Parameter Tuesday: BASOPHILS
Basophils are the smallest and the least abundant type of white blood cell and are a part of your immune system. They are the reason why you cough, sneeze or have a runny nose while being sick. They play a significant role in fighting bacterial, viral, and fungal infections. They mediate allergic reactions by releasing histamine and binding immunoglobulin E to protect the body against allergens. Since basophils also contain heparin, they also prevent blood from clotting.
Basophils are a type of white blood cell; more specifically, they are a subset of granulocytes. There are three types of granulocytes: neutrophils, basophils, and eosinophils. Like all types of white blood cells, basophils are produced in the bone marrow. When released into the blood, they have a short life span of only one to two days.

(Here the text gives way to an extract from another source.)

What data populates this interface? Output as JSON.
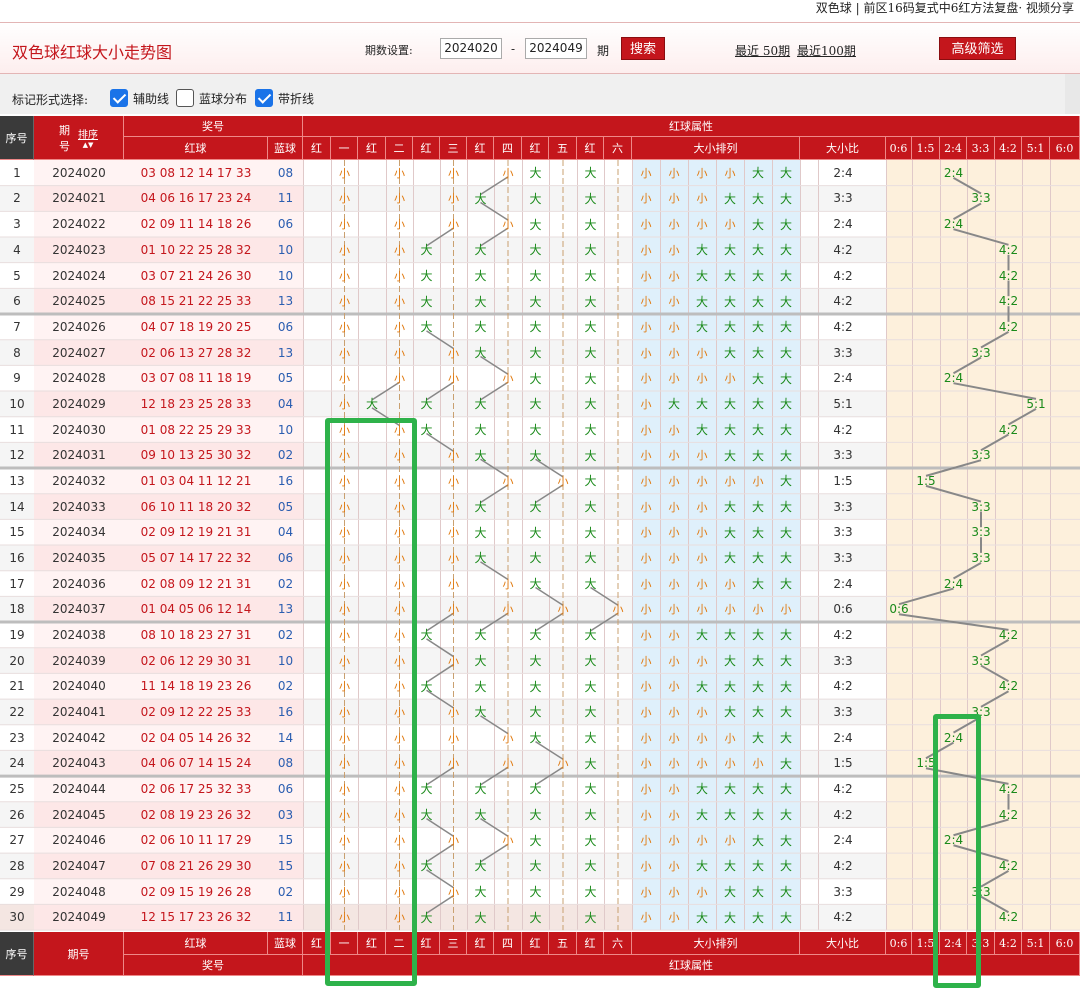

Elevated levels of basophils, or so-called basophilia, can have various causes. It can be a sign your body is facing infection or some other more serious disease. Basophilia is present in people facing leukemia, an autoimmune disease like rheumatoid arthritis and multiple sclerosis, polycythemia vera, Crohn's disease, hypothyroidism, allergies, and asthma.
As mentioned above, basophils contain histamine, heparin, and other molecules which are stored in granules inside the cells. In response to inflammation or an invader, granules are released from the cells, and basophils empty out. Empty basophils are no longer active and are not included in basophil count. Low levels of basophils or so-called basopenia is associated with hyperthyroidism, allergic reactions, lupus, or some other infection.